@lynda is an awesome resource. The membership is priceless if you take advantage of it. @diabetic_techie
One of the best decision I made this year. Buy a 1yr subscription to @lynda @cybercaptive
guys lynda.com (@lynda) is the best. So far I’ve learned Java, principles of OO programming, and now learning about MS project @lucasmitchell
Signed back up to @lynda dot com. I’ve missed it!! Proper geeking out right now! #timetolearn #geek @JayGodbold
Share a link to this course

What are exercise files?

Exercise files are the same files the author uses in the course. Save time by downloading the author's files instead of setting up your own files, and learn by following along with the instructor.

Can I take this course without the exercise files?

Yes! If you decide you would like the exercise files later, you can upgrade to a premium account any time.

Become a member Download sample files See plans and pricing

Please wait... please wait ...
Upgrade to get access to exercise files.

Exercise files video

How to use exercise files.

Learn by watching, listening, and doing, Exercise files are the same files the author uses in the course, so you can download them and follow along Premium memberships include access to all exercise files in the library.


Exercise files

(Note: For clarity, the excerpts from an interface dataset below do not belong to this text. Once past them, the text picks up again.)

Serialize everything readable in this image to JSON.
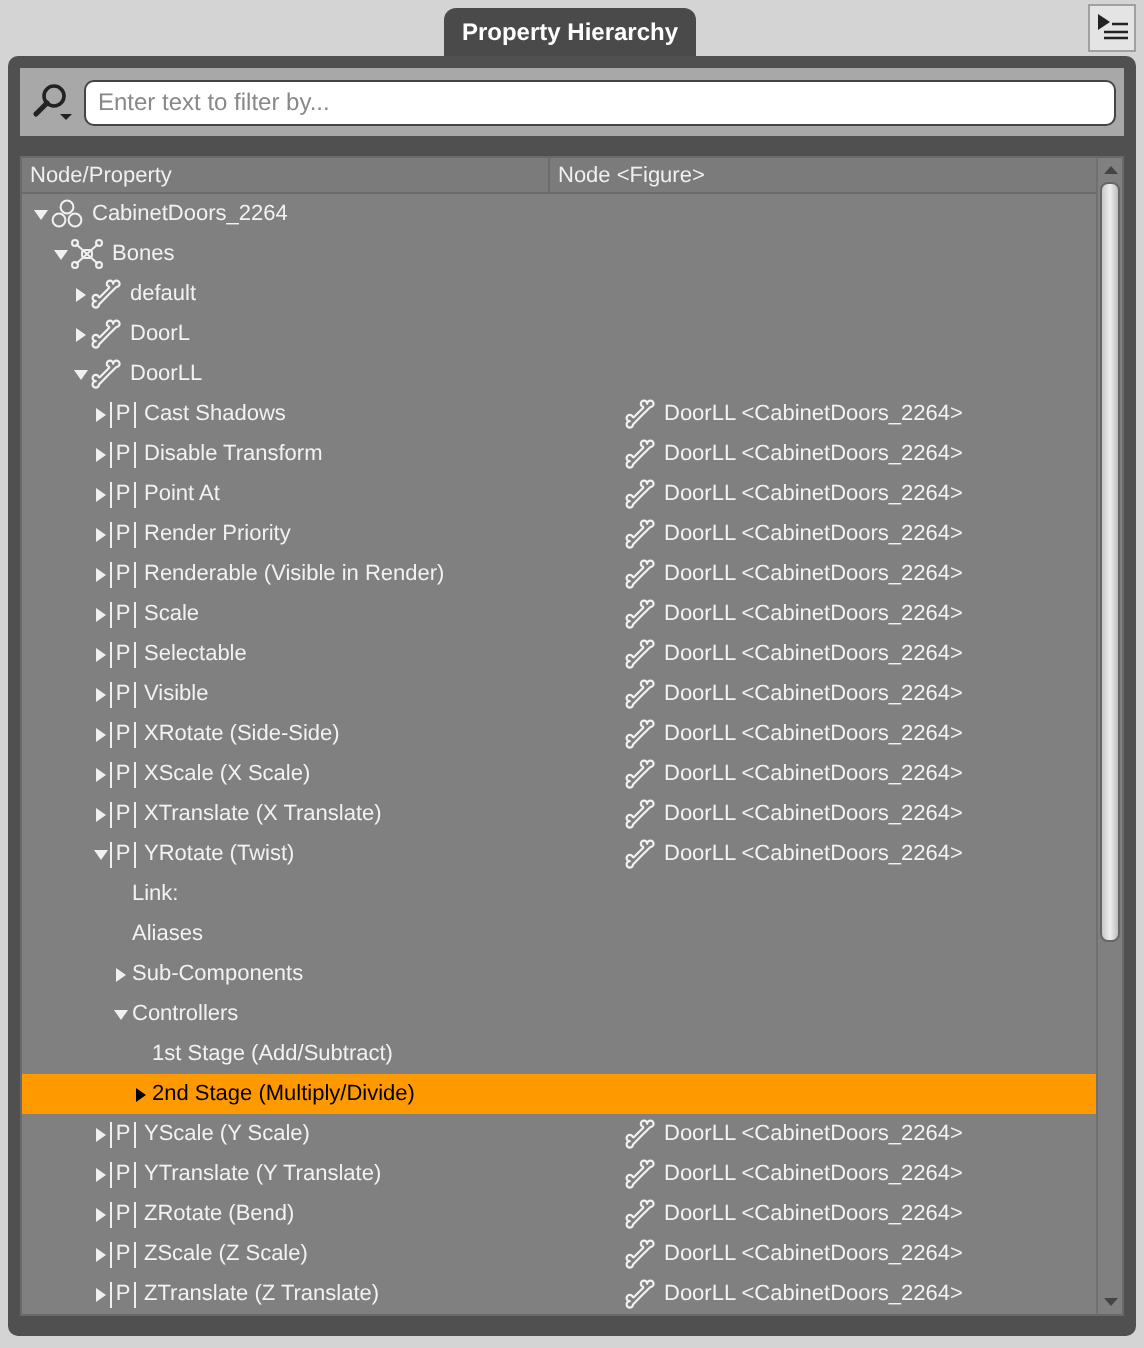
{
  "tab": {
    "label": "Property Hierarchy",
    "selected": true
  },
  "filter": {
    "placeholder": "Enter text to filter by..."
  },
  "columns": [
    "Node/Property",
    "Node <Figure>"
  ],
  "tree": [
    {
      "kind": "figure",
      "label": "CabinetDoors_2264",
      "expanded": true,
      "selected": false,
      "children": [
        {
          "kind": "bones",
          "label": "Bones",
          "expanded": true,
          "selected": false,
          "children": [
            {
              "kind": "bone",
              "label": "default",
              "expanded": false,
              "selected": false
            },
            {
              "kind": "bone",
              "label": "DoorL",
              "expanded": false,
              "selected": false
            },
            {
              "kind": "bone",
              "label": "DoorLL",
              "expanded": true,
              "selected": false,
              "children": [
                {
                  "kind": "property",
                  "badge": "P",
                  "label": "Cast Shadows",
                  "node": "DoorLL <CabinetDoors_2264>",
                  "expanded": false,
                  "selected": false
                },
                {
                  "kind": "property",
                  "badge": "P",
                  "label": "Disable Transform",
                  "node": "DoorLL <CabinetDoors_2264>",
                  "expanded": false,
                  "selected": false
                },
                {
                  "kind": "property",
                  "badge": "P",
                  "label": "Point At",
                  "node": "DoorLL <CabinetDoors_2264>",
                  "expanded": false,
                  "selected": false
                },
                {
                  "kind": "property",
                  "badge": "P",
                  "label": "Render Priority",
                  "node": "DoorLL <CabinetDoors_2264>",
                  "expanded": false,
                  "selected": false
                },
                {
                  "kind": "property",
                  "badge": "P",
                  "label": "Renderable (Visible in Render)",
                  "node": "DoorLL <CabinetDoors_2264>",
                  "expanded": false,
                  "selected": false
                },
                {
                  "kind": "property",
                  "badge": "P",
                  "label": "Scale",
                  "node": "DoorLL <CabinetDoors_2264>",
                  "expanded": false,
                  "selected": false
                },
                {
                  "kind": "property",
                  "badge": "P",
                  "label": "Selectable",
                  "node": "DoorLL <CabinetDoors_2264>",
                  "expanded": false,
                  "selected": false
                },
                {
                  "kind": "property",
                  "badge": "P",
                  "label": "Visible",
                  "node": "DoorLL <CabinetDoors_2264>",
                  "expanded": false,
                  "selected": false
                },
                {
                  "kind": "property",
                  "badge": "P",
                  "label": "XRotate (Side-Side)",
                  "node": "DoorLL <CabinetDoors_2264>",
                  "expanded": false,
                  "selected": false
                },
                {
                  "kind": "property",
                  "badge": "P",
                  "label": "XScale (X Scale)",
                  "node": "DoorLL <CabinetDoors_2264>",
                  "expanded": false,
                  "selected": false
                },
                {
                  "kind": "property",
                  "badge": "P",
                  "label": "XTranslate (X Translate)",
                  "node": "DoorLL <CabinetDoors_2264>",
                  "expanded": false,
                  "selected": false
                },
                {
                  "kind": "property",
                  "badge": "P",
                  "label": "YRotate (Twist)",
                  "node": "DoorLL <CabinetDoors_2264>",
                  "expanded": true,
                  "selected": false,
                  "children": [
                    {
                      "label": "Link:",
                      "selected": false
                    },
                    {
                      "label": "Aliases",
                      "selected": false
                    },
                    {
                      "label": "Sub-Components",
                      "expanded": false,
                      "selected": false
                    },
                    {
                      "label": "Controllers",
                      "expanded": true,
                      "selected": false,
                      "children": [
                        {
                          "label": "1st Stage (Add/Subtract)",
                          "selected": false
                        },
                        {
                          "label": "2nd Stage (Multiply/Divide)",
                          "expanded": false,
                          "selected": true
                        }
                      ]
                    }
                  ]
                },
                {
                  "kind": "property",
                  "badge": "P",
                  "label": "YScale (Y Scale)",
                  "node": "DoorLL <CabinetDoors_2264>",
                  "expanded": false,
                  "selected": false
                },
                {
                  "kind": "property",
                  "badge": "P",
                  "label": "YTranslate (Y Translate)",
                  "node": "DoorLL <CabinetDoors_2264>",
                  "expanded": false,
                  "selected": false
                },
                {
                  "kind": "property",
                  "badge": "P",
                  "label": "ZRotate (Bend)",
                  "node": "DoorLL <CabinetDoors_2264>",
                  "expanded": false,
                  "selected": false
                },
                {
                  "kind": "property",
                  "badge": "P",
                  "label": "ZScale (Z Scale)",
                  "node": "DoorLL <CabinetDoors_2264>",
                  "expanded": false,
                  "selected": false
                },
                {
                  "kind": "property",
                  "badge": "P",
                  "label": "ZTranslate (Z Translate)",
                  "node": "DoorLL <CabinetDoors_2264>",
                  "expanded": false,
                  "selected": false
                }
              ]
            }
          ]
        }
      ]
    }
  ]
}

Exercise files video

How to use exercise files.

For additional information on downloading and using exercise files, watch our instructional video or read the instructions in the FAQ .

This course includes free exercise files, so you can practice while you watch the course. To access all the exercise files in our library, become a Premium Member.

Join now Already a member? Log in

Are you sure you want to mark all the videos in this course as unwatched?

This will not affect your course history, your reports, or your certificates of completion for this course.


Mark all as unwatched Cancel

Congratulations

You have completed Mixing and Mastering with Pro Tools.

Return to your organization's learning portal to continue training, or close this page.


OK
Become a member to add this course to a playlist

Join today and get unlimited access to the entire library of video courses—and create as many playlists as you like.

Get started

Already a member ?

Become a member to like this course.

Join today and get unlimited access to the entire library of video courses.

Get started

Already a member?

Exercise files

Learn by watching, listening, and doing! Exercise files are the same files the author uses in the course, so you can download them and follow along. Exercise files are available with all Premium memberships. Learn more

Get started

Already a Premium member?

Exercise files video

How to use exercise files.

Ask a question

Thanks for contacting us.
You’ll hear from our Customer Service team within 24 hours.

Please enter the text shown below:

The classic layout automatically defaults to the latest Flash Player.

To choose a different player, hold the cursor over your name at the top right of any lynda.com page and choose Site preferences from the dropdown menu.

Continue to classic layout Stay on new layout
Exercise files

Access exercise files from a button right under the course name.

Mark videos as unwatched

Remove icons showing you already watched videos if you want to start over.

Control your viewing experience

Make the video wide, narrow, full-screen, or pop the player out of the page into its own window.

Interactive transcripts

Click on text in the transcript to jump to that spot in the video. As the video plays, the relevant spot in the transcript will be highlighted.

Are you sure you want to delete this note?

No

Your file was successfully uploaded.

Thanks for signing up.

We’ll send you a confirmation email shortly.


Sign up and receive emails about lynda.com and our online training library:

Here’s our privacy policy with more details about how we handle your information.

Keep up with news, tips, and latest courses with emails from lynda.com.

Sign up and receive emails about lynda.com and our online training library:

Here’s our privacy policy with more details about how we handle your information.

   
submit Lightbox submit clicked
Terms and conditions of use

We've updated our terms and conditions (now called terms of service).Go
Review and accept our updated terms of service.